Electrical Engineering – Common Coating Materials To Provide Insulation
Insulating materials are designed to prevent electrical conductors, in the form of electrically energized wires and parts, from passing current to another entity. With that in mind, coating materials for insulation will feature extremely high resistance to the flow of electrical current, and their valence electrons are bonded to their atoms in a close knit manner.
Understanding the Importance of Electrical Insulation
For starters, electrical shocks can cause negative physiological effects on a human body or even death. This happens due to ventricular fibrillation, where the rhythmic pumping action of the heart ceases. So, what is considered safe? In most cases, AC voltage up to 60 volts and DC voltage up to 40 volts are considered safe limits. Anything beyond that is considered as a hazard. That’s why insulation is required to prevent one from suffering electrical shocks.
With that in mind, resistance to electrical current is usually measured in ohms. Metals are good conductors as they have minimal resistance to the flow of electrical current. Good insulators, on the other hand, react with a high resistance to flow of electrical current.

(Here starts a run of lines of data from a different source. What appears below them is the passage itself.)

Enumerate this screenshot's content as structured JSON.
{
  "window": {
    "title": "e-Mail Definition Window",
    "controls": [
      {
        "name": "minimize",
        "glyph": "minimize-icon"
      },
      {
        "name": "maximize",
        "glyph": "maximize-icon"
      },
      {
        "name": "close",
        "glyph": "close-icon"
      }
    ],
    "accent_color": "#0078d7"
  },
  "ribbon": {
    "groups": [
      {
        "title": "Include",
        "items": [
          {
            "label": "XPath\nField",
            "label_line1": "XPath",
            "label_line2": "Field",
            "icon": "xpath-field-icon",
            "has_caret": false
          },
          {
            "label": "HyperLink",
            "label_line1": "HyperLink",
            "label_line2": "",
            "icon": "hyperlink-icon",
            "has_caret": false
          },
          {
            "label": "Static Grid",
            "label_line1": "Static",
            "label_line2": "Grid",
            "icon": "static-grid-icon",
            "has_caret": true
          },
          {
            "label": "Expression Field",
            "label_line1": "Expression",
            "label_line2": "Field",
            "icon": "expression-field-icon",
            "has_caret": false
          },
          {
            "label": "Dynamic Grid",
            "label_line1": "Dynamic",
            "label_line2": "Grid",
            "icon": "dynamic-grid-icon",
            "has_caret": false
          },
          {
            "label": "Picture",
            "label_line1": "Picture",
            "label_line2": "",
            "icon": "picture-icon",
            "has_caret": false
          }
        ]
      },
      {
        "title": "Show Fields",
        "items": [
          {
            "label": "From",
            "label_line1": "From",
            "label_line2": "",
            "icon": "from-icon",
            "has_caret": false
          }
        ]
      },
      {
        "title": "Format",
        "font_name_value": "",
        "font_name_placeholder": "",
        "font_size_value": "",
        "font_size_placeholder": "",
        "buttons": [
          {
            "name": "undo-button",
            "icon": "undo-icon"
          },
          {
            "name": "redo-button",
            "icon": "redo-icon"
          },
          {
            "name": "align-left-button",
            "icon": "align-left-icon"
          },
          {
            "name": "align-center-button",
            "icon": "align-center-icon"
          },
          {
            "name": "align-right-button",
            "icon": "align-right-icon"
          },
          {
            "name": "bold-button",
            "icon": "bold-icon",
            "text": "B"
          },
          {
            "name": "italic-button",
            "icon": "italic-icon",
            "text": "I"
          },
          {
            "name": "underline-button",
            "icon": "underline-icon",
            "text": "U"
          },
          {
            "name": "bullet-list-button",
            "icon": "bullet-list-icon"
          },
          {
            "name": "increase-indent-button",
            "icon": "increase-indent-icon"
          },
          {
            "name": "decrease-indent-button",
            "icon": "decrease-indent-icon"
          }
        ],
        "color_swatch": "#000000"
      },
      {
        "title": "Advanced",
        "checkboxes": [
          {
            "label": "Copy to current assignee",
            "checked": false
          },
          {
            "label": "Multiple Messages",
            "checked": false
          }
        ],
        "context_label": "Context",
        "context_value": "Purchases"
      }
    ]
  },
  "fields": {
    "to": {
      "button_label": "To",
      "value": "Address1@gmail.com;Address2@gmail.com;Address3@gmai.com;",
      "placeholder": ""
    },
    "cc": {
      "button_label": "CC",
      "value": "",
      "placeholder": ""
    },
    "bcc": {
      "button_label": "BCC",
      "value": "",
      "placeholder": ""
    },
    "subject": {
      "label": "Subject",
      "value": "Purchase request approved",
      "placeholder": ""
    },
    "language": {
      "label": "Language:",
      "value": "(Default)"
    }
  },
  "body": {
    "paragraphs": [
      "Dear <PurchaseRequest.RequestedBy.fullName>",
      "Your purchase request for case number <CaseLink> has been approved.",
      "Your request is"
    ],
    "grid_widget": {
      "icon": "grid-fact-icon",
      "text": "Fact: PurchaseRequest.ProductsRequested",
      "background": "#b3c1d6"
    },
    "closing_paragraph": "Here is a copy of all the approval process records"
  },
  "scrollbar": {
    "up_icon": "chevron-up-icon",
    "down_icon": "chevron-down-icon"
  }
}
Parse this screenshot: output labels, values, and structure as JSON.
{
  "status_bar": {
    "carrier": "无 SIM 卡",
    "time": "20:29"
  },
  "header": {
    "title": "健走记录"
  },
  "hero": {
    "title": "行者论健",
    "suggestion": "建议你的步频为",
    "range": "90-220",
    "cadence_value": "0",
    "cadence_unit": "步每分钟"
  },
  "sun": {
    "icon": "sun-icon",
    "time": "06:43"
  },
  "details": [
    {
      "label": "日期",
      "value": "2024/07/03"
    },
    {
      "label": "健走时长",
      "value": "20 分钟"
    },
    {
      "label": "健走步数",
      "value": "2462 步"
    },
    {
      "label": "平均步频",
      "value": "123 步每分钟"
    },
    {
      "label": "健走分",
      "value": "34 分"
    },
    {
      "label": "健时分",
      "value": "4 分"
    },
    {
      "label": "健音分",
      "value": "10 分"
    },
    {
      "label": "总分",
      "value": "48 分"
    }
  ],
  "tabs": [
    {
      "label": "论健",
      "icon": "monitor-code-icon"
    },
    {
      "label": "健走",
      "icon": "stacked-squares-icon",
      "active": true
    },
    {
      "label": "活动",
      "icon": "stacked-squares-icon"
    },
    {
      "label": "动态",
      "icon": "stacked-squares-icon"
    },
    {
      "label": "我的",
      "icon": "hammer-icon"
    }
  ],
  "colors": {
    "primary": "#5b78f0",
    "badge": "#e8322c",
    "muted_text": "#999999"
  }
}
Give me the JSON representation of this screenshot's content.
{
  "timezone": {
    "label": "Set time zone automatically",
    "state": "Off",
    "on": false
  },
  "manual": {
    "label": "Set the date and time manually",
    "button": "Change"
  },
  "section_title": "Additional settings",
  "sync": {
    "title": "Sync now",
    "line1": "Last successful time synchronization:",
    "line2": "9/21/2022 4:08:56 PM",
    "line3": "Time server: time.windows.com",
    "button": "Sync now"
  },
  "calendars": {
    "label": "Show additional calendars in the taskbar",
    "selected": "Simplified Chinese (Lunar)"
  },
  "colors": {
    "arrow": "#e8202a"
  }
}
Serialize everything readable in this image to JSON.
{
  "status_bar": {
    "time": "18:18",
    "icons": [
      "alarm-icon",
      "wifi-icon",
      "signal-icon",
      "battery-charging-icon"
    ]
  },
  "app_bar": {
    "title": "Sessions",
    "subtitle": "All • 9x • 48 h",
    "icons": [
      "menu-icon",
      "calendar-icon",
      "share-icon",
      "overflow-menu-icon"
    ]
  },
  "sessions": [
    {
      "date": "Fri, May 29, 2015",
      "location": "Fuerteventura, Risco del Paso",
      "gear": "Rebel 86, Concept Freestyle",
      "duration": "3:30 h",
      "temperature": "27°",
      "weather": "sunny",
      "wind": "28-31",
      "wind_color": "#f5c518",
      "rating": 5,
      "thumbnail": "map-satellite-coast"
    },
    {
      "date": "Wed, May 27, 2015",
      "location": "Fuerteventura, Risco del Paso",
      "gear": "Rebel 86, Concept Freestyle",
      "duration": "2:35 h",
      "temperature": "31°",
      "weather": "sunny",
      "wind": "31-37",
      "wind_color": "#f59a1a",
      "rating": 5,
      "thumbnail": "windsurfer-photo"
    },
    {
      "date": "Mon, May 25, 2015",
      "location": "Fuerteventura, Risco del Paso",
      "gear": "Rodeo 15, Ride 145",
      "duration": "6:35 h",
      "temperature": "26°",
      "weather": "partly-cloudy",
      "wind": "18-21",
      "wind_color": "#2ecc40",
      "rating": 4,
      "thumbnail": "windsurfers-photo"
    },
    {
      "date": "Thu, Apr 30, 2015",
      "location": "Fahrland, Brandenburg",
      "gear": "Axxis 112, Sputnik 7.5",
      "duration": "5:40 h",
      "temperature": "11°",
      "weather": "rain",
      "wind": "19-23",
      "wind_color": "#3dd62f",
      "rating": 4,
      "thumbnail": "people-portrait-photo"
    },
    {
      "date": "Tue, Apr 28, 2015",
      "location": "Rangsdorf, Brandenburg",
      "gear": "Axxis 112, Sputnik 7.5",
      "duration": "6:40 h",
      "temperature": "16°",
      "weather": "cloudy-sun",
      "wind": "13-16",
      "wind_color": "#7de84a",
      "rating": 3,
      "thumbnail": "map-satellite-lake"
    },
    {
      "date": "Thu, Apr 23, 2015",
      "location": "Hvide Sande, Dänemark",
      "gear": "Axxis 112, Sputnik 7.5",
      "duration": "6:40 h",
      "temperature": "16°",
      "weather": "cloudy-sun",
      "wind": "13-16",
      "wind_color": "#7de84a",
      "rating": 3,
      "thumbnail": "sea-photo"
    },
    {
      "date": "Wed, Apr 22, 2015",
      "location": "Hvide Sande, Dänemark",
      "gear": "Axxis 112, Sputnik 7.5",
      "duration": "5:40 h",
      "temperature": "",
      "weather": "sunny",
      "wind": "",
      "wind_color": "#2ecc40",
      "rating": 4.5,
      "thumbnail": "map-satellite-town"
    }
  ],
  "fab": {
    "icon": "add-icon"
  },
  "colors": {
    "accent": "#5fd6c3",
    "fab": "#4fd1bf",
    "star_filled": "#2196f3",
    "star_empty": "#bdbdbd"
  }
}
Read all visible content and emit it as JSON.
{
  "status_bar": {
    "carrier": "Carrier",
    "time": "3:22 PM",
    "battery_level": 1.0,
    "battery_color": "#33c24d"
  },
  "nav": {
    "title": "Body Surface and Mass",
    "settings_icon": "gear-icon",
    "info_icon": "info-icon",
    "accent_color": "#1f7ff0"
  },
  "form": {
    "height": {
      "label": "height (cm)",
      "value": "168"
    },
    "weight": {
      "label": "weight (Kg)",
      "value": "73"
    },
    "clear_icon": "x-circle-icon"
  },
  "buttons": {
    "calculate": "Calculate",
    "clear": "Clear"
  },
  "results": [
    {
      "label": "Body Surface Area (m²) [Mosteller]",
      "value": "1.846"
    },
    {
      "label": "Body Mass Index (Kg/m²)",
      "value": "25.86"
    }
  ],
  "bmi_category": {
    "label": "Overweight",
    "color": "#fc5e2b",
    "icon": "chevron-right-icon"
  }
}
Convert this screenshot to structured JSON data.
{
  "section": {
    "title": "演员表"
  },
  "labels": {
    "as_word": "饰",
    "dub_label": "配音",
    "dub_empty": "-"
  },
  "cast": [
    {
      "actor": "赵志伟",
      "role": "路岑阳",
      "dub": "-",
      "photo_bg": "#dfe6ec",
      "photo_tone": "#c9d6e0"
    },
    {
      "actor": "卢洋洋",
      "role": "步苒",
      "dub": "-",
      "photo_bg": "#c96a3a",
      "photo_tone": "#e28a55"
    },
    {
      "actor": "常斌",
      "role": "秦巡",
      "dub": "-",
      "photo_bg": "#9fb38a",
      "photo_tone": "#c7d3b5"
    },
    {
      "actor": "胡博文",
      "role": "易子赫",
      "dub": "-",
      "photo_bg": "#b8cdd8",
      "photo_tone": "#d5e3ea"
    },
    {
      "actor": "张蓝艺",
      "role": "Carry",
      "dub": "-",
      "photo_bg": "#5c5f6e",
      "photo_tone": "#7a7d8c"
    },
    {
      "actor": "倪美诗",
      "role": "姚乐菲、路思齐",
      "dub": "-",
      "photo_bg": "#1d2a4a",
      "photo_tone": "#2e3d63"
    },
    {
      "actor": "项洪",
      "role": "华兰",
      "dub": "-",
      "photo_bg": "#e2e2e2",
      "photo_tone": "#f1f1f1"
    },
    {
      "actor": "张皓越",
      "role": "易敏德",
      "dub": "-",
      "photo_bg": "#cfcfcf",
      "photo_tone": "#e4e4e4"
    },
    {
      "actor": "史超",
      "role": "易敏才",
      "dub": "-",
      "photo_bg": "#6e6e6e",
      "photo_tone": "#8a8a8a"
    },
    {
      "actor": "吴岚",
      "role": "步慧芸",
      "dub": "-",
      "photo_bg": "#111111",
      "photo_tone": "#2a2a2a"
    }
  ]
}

Next, things like dry wood feature a relatively high resistance to electrical current. When it becomes moist in contact with water, that resistance drops. This concept applies to human skin too and that’s why electricians should always take precautionswhen water is present in the environment as well as use insulating materials when handling electrically energized wires and parts.
Common Coating Materials that Provide Insulation
While we can’t include the entire list of coating materials that provide insulation, here are the most common ones:
- Electrical insulating papers, tapes, and foams
- PVC (Polyvinylcloride)
- E.T. (Polyethylene terephthalate)
- Beryllium oxide
- Polyester (Mylar)
- TFE (Teflon)
Understanding ASTM’s Insulating Material Standards
ASTM’s insulating material standards has always been instrumental in testing, evaluating, and specifying both the physical and electrical properties of materials used mainly as insulation in devices and other related equipment. Some of the important properties include ionic resistivity, ion exchange capacity, dissipation factor, DC resistance and conductance, permittivity, AC loss, dielectric strength, dielectric breakdown voltage, and more.These standards also allow manufacturers, especially from the semiconductor industry, to assess and examine materials and equipment to ensure their qualification for safe usage.
How are Insulating Coating Materials Being used?
- Electrical rubber mats
Insulating mats are widely used in power plants and substations, and mostly below control panels to ensure the safety of the work crew. In areas like these, there is a possibility of current leakage.
- Personal protective equipment (PPE)
PPE has the ability to protect its wearer from the hazards of electrical shock. Examples of PPE that need to be coated with insulating coating materials include the gloves, face masks, goggles, foot wear (types that feature electrical shock-resistant soles and heels) and head wear. In some cases, electricians will also work with protective shields and insulated tools.
- Power and electronics systems
The wire coils found in electrical motors, power generators, and small transformers are often coated with insulating materials. In addition, power circuit boards often feature a variety of electronics components on them. That’s why PCBs are manufactured with a mix of fiberglass and epoxy plastic.